  4. Send a card with a message.  It is so nice to know that so many people took the time to go out and buy a card to comfort you.  Many people add a fond thought about the spouse.  Some people send books that could be helpful.  I wanted to know I was not alone and appreciated reading about others who had experienced grief or had a fond memory of my husband.  Mass cards purchased with the promise that the spouse would be prayed for at a service were comforting, even if that faith was not always practiced.
  5. Take her out. She may not ask, but she will need to have someone to do normal stuff with.  Join her for a manicure or pedicure.  Sign up for a new yoga class or some class at the library together.  Go out to lunch or dinner.  Invite her to the movies.  She is not used to being alone so keeping her busy and engaged will be much appreciated.
  6. Help celebrate the life.  Wakes and funerals are generally somber events.  Some people have Memorial services immediately and some people wait.  Some people ask for donations in the loved one’s name.  Do something soon for close friends and relatives to celebrate the person they loved.  Go to the beach to float funeral flowers or candlelit lanterns out to sea to help make your friend feel connected to the one they have lost.  Most importantly, don’t be afraid to talk about the deceased.  Share funny stories or make  references to things about the person who is gone.  Say their name. Hearing other people fondly mention the spouse comforts the widow and enables her to speak about him as well.

Try not to…

  1. Hug her in public if you haven’t seen her.  She is a mess.  She made it out in public.  It was really hard.  Attention to her will probably turn her into a sobbing spectacle.  This happened to me in more than one place.  Small things can trigger tears quickly in those early months so be sensitive.
  2. Tell her he is in a better place.  Really?  He was supposed to be here!  He shouldn’t have left and she does not feel better about the fact that he is gone. She may be having an angry day – or a guilty day.  There are all sorts of days.  There is no true progression through grief, 5 stages of grief.  Just getting through it. He would understand. 
  3. Say she will find someone else.  She doesn’t want anyone else.  This was not supposed to happen.  She wants him back again so why isn’t THAT happening. It also implies some pressure.  Like she has a new job to do – go find a replacement.  She needs a friend, not a task master.
  4. Judge.  Everyone grieves differently.  She may withdraw.  She may act silly.  She may get depressed and cry a lot. She even may start dating. She is working it out and your unbiased love and support is most helpful.
  5. Push her to make decisions.  Can she afford to stay where she is? Should she work? Should she sue? Should she give away all of his stuff now? Should she sell stuff? She needs time to process her grief.  Many decisions can wait. Immediate concerns need to be addressed.  Taking over the jobs that her spouse always did will be unsettling. Help her do some of those things. Remember, she needs to take care of herself and treat herself kindly right now and so do you.  Be kind and patient.
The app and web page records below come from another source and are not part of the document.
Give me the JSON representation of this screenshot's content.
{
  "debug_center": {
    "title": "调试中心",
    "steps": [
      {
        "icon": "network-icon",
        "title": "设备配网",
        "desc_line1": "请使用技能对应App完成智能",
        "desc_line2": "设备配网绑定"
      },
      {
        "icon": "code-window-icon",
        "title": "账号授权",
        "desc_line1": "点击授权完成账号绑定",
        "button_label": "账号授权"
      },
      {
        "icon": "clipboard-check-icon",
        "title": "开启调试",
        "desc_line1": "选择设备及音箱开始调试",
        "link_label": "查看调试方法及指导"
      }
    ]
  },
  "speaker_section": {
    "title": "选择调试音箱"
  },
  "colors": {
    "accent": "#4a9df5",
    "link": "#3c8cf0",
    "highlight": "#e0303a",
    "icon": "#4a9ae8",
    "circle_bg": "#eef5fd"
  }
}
My wise widowed aunt sent me a lovely handwritten card when my husband passed.  She wrote a memorable quote from Kathie Scobee Fulgham whose father died.  He was the commander of the space shuttle Challenger that exploded in 1986.
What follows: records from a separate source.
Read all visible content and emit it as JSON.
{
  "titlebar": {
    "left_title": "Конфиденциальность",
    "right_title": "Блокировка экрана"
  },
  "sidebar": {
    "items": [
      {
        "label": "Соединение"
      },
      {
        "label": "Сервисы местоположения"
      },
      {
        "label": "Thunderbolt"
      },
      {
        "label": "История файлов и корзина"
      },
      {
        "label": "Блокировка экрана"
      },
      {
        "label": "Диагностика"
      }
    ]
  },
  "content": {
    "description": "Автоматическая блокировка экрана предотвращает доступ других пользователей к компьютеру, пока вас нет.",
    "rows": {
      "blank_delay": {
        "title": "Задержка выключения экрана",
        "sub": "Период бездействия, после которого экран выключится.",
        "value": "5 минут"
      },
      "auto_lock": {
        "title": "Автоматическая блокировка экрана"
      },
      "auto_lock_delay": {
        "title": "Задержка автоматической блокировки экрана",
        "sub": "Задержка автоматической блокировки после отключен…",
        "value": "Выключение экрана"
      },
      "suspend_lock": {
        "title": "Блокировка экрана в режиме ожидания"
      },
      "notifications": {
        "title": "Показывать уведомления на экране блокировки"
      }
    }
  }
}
“Grief is a weird and winding path.  It’s got rest stops and pot holes.  With different depths of rage and despair.  The path might become smoother, and it might never come to an end.  But the biggest thing is, you won’t be staying forever in one spot.  You are going to move on.”
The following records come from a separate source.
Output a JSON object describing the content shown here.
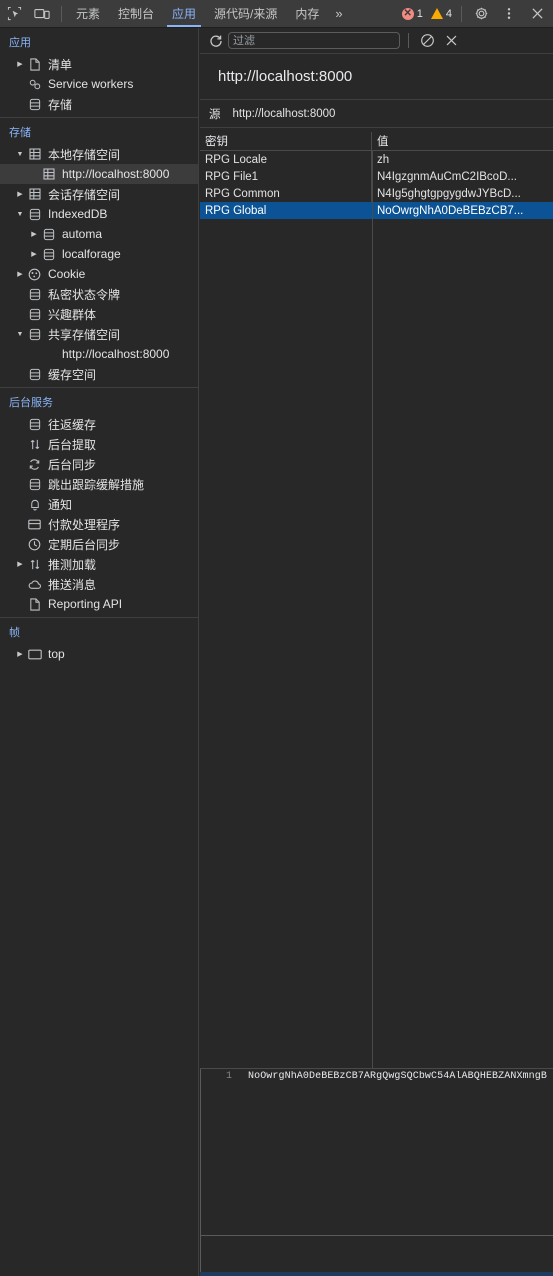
{
  "window": {
    "title": "Chrome DevTools - Application - Local Storage"
  },
  "tabbar": {
    "inspect_icon": "inspect-element-icon",
    "device_icon": "device-toolbar-icon",
    "tabs": [
      {
        "label": "元素",
        "name": "tab-elements",
        "active": false
      },
      {
        "label": "控制台",
        "name": "tab-console",
        "active": false
      },
      {
        "label": "应用",
        "name": "tab-application",
        "active": true
      },
      {
        "label": "源代码/来源",
        "name": "tab-sources",
        "active": false
      },
      {
        "label": "内存",
        "name": "tab-memory",
        "active": false
      }
    ],
    "more_label": "»",
    "error_count": "1",
    "warning_count": "4",
    "settings_icon": "gear-icon",
    "menu_icon": "kebab-menu-icon",
    "close_icon": "close-icon",
    "accent_color": "#8ab4f8",
    "error_color": "#f28b82",
    "warning_color": "#f9ab00"
  },
  "sidebar": {
    "sections": [
      {
        "title": "应用",
        "name": "section-application",
        "items": [
          {
            "label": "清单",
            "icon": "manifest-file-icon",
            "arrow": "closed",
            "indent": 1,
            "name": "sidebar-item-manifest"
          },
          {
            "label": "Service workers",
            "icon": "service-worker-gears-icon",
            "arrow": "none",
            "indent": 1,
            "name": "sidebar-item-service-workers"
          },
          {
            "label": "存储",
            "icon": "database-icon",
            "arrow": "none",
            "indent": 1,
            "name": "sidebar-item-storage"
          }
        ]
      },
      {
        "title": "存储",
        "name": "section-storage",
        "items": [
          {
            "label": "本地存储空间",
            "icon": "table-grid-icon",
            "arrow": "open",
            "indent": 1,
            "name": "sidebar-item-local-storage"
          },
          {
            "label": "http://localhost:8000",
            "icon": "table-grid-icon",
            "arrow": "none",
            "indent": 2,
            "name": "sidebar-item-local-storage-origin",
            "selected": true
          },
          {
            "label": "会话存储空间",
            "icon": "table-grid-icon",
            "arrow": "closed",
            "indent": 1,
            "name": "sidebar-item-session-storage"
          },
          {
            "label": "IndexedDB",
            "icon": "database-icon",
            "arrow": "open",
            "indent": 1,
            "name": "sidebar-item-indexeddb"
          },
          {
            "label": "automa",
            "icon": "database-icon",
            "arrow": "closed",
            "indent": 2,
            "name": "sidebar-item-indexeddb-automa"
          },
          {
            "label": "localforage",
            "icon": "database-icon",
            "arrow": "closed",
            "indent": 2,
            "name": "sidebar-item-indexeddb-localforage"
          },
          {
            "label": "Cookie",
            "icon": "cookie-icon",
            "arrow": "closed",
            "indent": 1,
            "name": "sidebar-item-cookie"
          },
          {
            "label": "私密状态令牌",
            "icon": "database-icon",
            "arrow": "none",
            "indent": 1,
            "name": "sidebar-item-private-state-tokens"
          },
          {
            "label": "兴趣群体",
            "icon": "database-icon",
            "arrow": "none",
            "indent": 1,
            "name": "sidebar-item-interest-groups"
          },
          {
            "label": "共享存储空间",
            "icon": "database-icon",
            "arrow": "open",
            "indent": 1,
            "name": "sidebar-item-shared-storage"
          },
          {
            "label": "http://localhost:8000",
            "icon": "none",
            "arrow": "none",
            "indent": 2,
            "name": "sidebar-item-shared-storage-origin"
          },
          {
            "label": "缓存空间",
            "icon": "database-icon",
            "arrow": "none",
            "indent": 1,
            "name": "sidebar-item-cache-storage"
          }
        ]
      },
      {
        "title": "后台服务",
        "name": "section-background-services",
        "items": [
          {
            "label": "往返缓存",
            "icon": "database-icon",
            "arrow": "none",
            "indent": 1,
            "name": "sidebar-item-back-forward-cache"
          },
          {
            "label": "后台提取",
            "icon": "arrows-updown-icon",
            "arrow": "none",
            "indent": 1,
            "name": "sidebar-item-background-fetch"
          },
          {
            "label": "后台同步",
            "icon": "sync-icon",
            "arrow": "none",
            "indent": 1,
            "name": "sidebar-item-background-sync"
          },
          {
            "label": "跳出跟踪缓解措施",
            "icon": "database-icon",
            "arrow": "none",
            "indent": 1,
            "name": "sidebar-item-bounce-tracking"
          },
          {
            "label": "通知",
            "icon": "bell-icon",
            "arrow": "none",
            "indent": 1,
            "name": "sidebar-item-notifications"
          },
          {
            "label": "付款处理程序",
            "icon": "payment-icon",
            "arrow": "none",
            "indent": 1,
            "name": "sidebar-item-payment-handler"
          },
          {
            "label": "定期后台同步",
            "icon": "clock-icon",
            "arrow": "none",
            "indent": 1,
            "name": "sidebar-item-periodic-background-sync"
          },
          {
            "label": "推测加载",
            "icon": "arrows-updown-icon",
            "arrow": "closed",
            "indent": 1,
            "name": "sidebar-item-speculative-loads"
          },
          {
            "label": "推送消息",
            "icon": "cloud-icon",
            "arrow": "none",
            "indent": 1,
            "name": "sidebar-item-push-messaging"
          },
          {
            "label": "Reporting API",
            "icon": "file-icon",
            "arrow": "none",
            "indent": 1,
            "name": "sidebar-item-reporting-api"
          }
        ]
      },
      {
        "title": "帧",
        "name": "section-frames",
        "items": [
          {
            "label": "top",
            "icon": "frame-icon",
            "arrow": "closed",
            "indent": 1,
            "name": "sidebar-item-frame-top"
          }
        ]
      }
    ]
  },
  "panel": {
    "toolbar": {
      "refresh_icon": "refresh-icon",
      "filter_placeholder": "过滤",
      "filter_value": "",
      "clear_icon": "clear-all-icon",
      "delete_icon": "delete-selected-icon"
    },
    "origin_title": "http://localhost:8000",
    "origin_label": "源",
    "origin_value": "http://localhost:8000",
    "table": {
      "columns": [
        "密钥",
        "值"
      ],
      "rows": [
        {
          "key": "RPG Locale",
          "value": "zh",
          "selected": false
        },
        {
          "key": "RPG File1",
          "value": "N4IgzgnmAuCmC2IBcoD...",
          "selected": false
        },
        {
          "key": "RPG Common",
          "value": "N4Ig5ghgtgpgygdwJYBcD...",
          "selected": false
        },
        {
          "key": "RPG Global",
          "value": "NoOwrgNhA0DeBEBzCB7...",
          "selected": true
        }
      ],
      "selected_row_color": "#0b5394"
    },
    "preview": {
      "line_number": "1",
      "content": "NoOwrgNhA0DeBEBzCB7ARgQwgSQCbwC54AlABQHEBZANXmngB"
    }
  }
}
To read my post about making a care package for a widow, click this link.

Care Package for a Widow

How to comfort a widowed friend

%d bloggers like this: